This page is part of the Guidance Document Repository (GDR).
Looking for related documents?
Search for related documents in the Guidance Document Repository
PDF (82 kb)
The moths Lymantria dispar asiatica, Lymantria dispar japonica, Lymantria albescens, Lymantria umbrosa and Lymantria postalba are all commonly referred to as AGM.
This pest is not known to occur in North America, although there have been incursions and populations have been eradicated.
AGM is an invasive pest. It poses a significant threat to Canada's forests, biodiversity and economy. These moths can feed on a wide range of economically important hosts of agriculture, forestry and horticulture and also hosts of environmental importance.
Ships and cargo – including containers and used vehicles – can carry the egg masses of these moths to Canada from China, Japan, North Korea, South Korea and Russia (Far East region). In the right conditions, caterpillars hatch from these egg masses and they can go great distances with the wind to find food.
What you can do to prevent the spread of AGM
Know what the moth and egg mass look like
The female is large in size and capable of sustained flight. They range from white to light grey in colour, with black markings on the wings. They are attracted to light and can lay their egg masses on any surface including cargo containers, marine vessels, vehicles and any other items stored outdoors in areas where AGM is known to occur.
AGM egg masses are 2 to 4 centimetres long. They are gold to dark brown in colour, with fine hairs covering the eggs. They are often found in sheltered areas (for example, out of the rain and direct sun).
Inspect and report
Marine vessels are considered the highest risk pathway for AGM to be introduced to Canada. All marine vessels entering Canada can be inspected, at any time of year, to verify that they are free from AGM. If an inspection finds this moth, at any of its life stages, vessels are not allowed to stay in Canadian waters.
Egg masses should be removed by scraping them off and securing them in a sealed container. Do not paint over egg masses, painting over the egg masses will not kill them.
If you find egg masses resembling the images on this web page, please contact the nearest CFIA office.

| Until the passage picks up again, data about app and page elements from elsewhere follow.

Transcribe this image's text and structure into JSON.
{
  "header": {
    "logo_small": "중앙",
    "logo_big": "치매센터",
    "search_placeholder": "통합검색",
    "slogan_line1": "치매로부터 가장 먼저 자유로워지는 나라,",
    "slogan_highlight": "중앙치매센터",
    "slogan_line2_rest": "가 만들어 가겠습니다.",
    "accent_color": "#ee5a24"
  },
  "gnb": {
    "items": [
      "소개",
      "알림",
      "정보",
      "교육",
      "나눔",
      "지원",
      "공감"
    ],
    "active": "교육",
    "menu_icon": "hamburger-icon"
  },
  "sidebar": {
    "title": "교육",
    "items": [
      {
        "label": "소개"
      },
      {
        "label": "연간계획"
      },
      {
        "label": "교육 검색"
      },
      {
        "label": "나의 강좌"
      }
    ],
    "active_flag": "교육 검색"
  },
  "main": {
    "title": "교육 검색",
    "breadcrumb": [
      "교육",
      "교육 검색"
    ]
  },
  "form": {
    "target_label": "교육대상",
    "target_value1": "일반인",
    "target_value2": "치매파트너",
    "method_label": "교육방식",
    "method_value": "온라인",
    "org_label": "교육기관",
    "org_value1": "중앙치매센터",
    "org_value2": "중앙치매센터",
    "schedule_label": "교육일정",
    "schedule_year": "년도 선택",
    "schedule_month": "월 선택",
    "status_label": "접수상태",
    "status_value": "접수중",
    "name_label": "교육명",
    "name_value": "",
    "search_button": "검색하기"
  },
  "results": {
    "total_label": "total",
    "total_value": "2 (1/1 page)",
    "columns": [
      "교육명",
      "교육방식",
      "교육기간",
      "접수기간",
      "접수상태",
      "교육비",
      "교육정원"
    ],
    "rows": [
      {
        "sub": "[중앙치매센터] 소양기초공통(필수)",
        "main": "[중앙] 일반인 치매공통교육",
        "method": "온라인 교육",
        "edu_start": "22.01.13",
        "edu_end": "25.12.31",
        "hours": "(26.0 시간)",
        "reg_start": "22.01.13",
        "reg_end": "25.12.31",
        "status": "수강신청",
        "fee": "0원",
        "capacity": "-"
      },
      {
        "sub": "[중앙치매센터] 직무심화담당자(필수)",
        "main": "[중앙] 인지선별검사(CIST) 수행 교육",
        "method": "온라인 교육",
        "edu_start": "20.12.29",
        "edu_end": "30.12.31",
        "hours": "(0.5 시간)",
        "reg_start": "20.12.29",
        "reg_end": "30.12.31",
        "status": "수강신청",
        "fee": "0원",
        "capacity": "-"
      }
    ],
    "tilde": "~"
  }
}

Stop the spread of invasive species
An invasive species can be any plant, animal, aquatic life or micro-organism that spreads when introduced outside of its natural distribution. Invasive species can cause serious and often irreversible damage to Canada's ecosystems, economy and society.
The CFIA is the Government of Canada's science-based regulator for animal health, plant protection and food safety. The CFIA plays an important role in protecting Canada's plant resource base from pests and diseases.
- Date modified: